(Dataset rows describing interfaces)
---+---

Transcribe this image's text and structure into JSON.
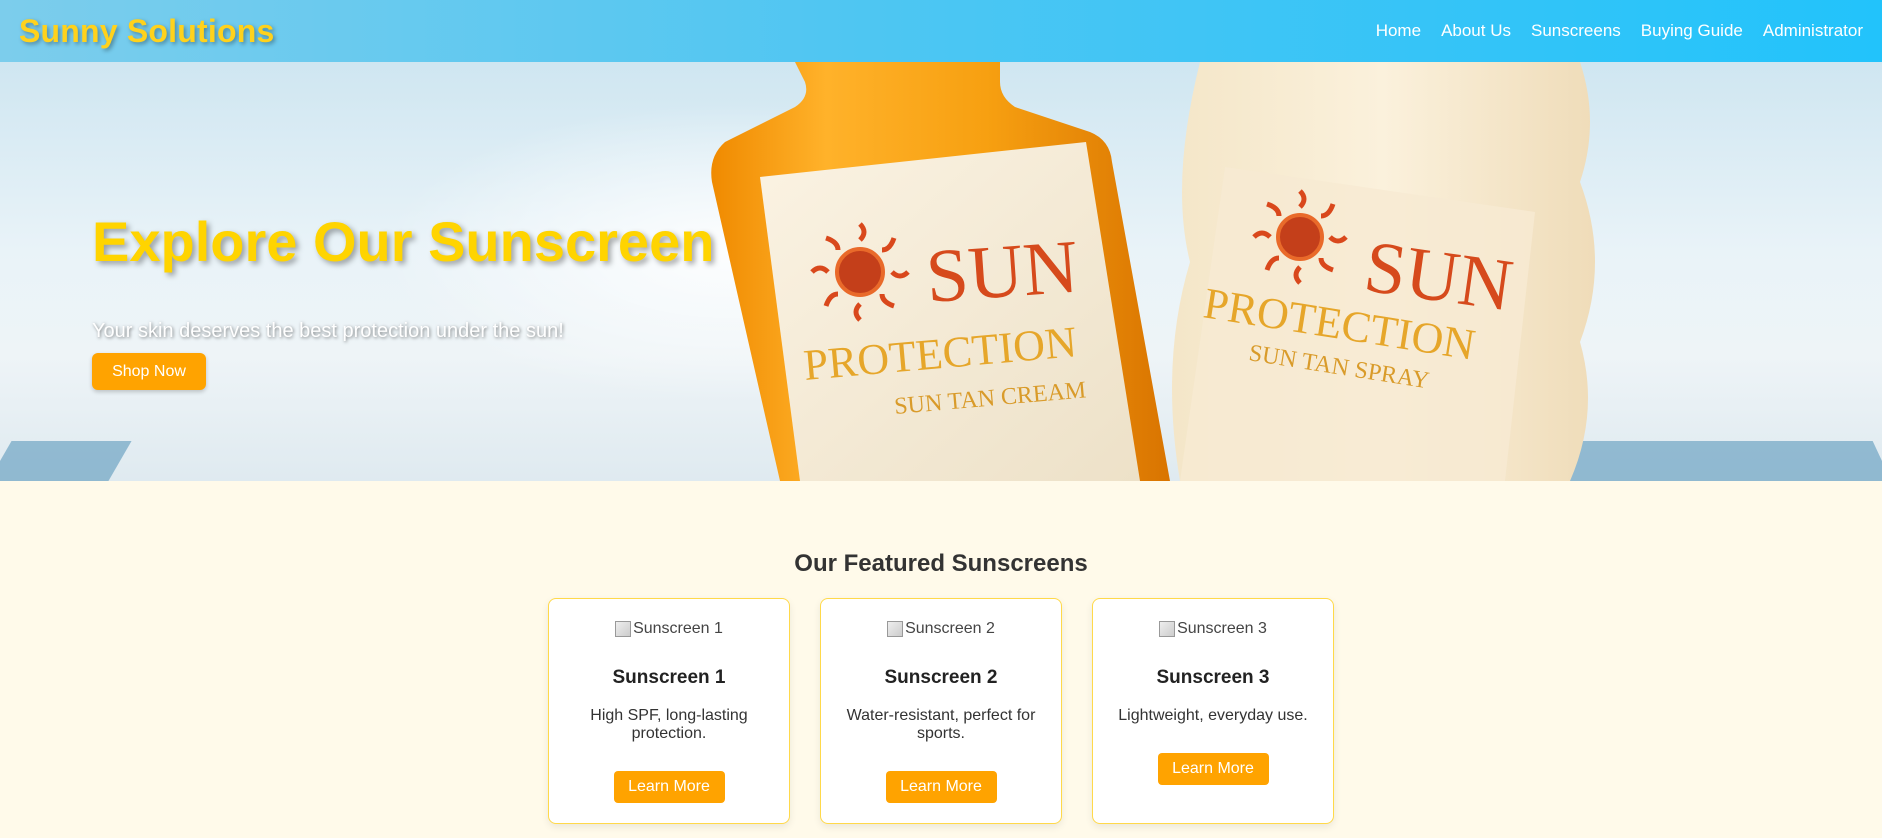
{
  "header": {
    "brand": "Sunny Solutions",
    "nav": [
      "Home",
      "About Us",
      "Sunscreens",
      "Buying Guide",
      "Administrator"
    ]
  },
  "hero": {
    "title": "Explore Our Sunscreen",
    "subtitle": "Your skin deserves the best protection under the sun!",
    "cta_label": "Shop Now",
    "bottles": [
      {
        "brand": "SUN",
        "line": "PROTECTION",
        "product": "SUN TAN CREAM"
      },
      {
        "brand": "SUN",
        "line": "PROTECTION",
        "product": "SUN TAN SPRAY"
      }
    ]
  },
  "featured": {
    "title": "Our Featured Sunscreens",
    "cards": [
      {
        "img_alt": "Sunscreen 1",
        "name": "Sunscreen 1",
        "description": "High SPF, long-lasting protection.",
        "button": "Learn More"
      },
      {
        "img_alt": "Sunscreen 2",
        "name": "Sunscreen 2",
        "description": "Water-resistant, perfect for sports.",
        "button": "Learn More"
      },
      {
        "img_alt": "Sunscreen 3",
        "name": "Sunscreen 3",
        "description": "Lightweight, everyday use.",
        "button": "Learn More"
      }
    ]
  },
  "colors": {
    "header_gradient_start": "#7ccdec",
    "header_gradient_end": "#22c3fb",
    "brand_yellow": "#ffd21c",
    "accent_orange": "#ffa300",
    "page_background": "#fffaea",
    "card_border": "#ffd94a"
  }
}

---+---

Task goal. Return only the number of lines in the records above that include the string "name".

Output. 3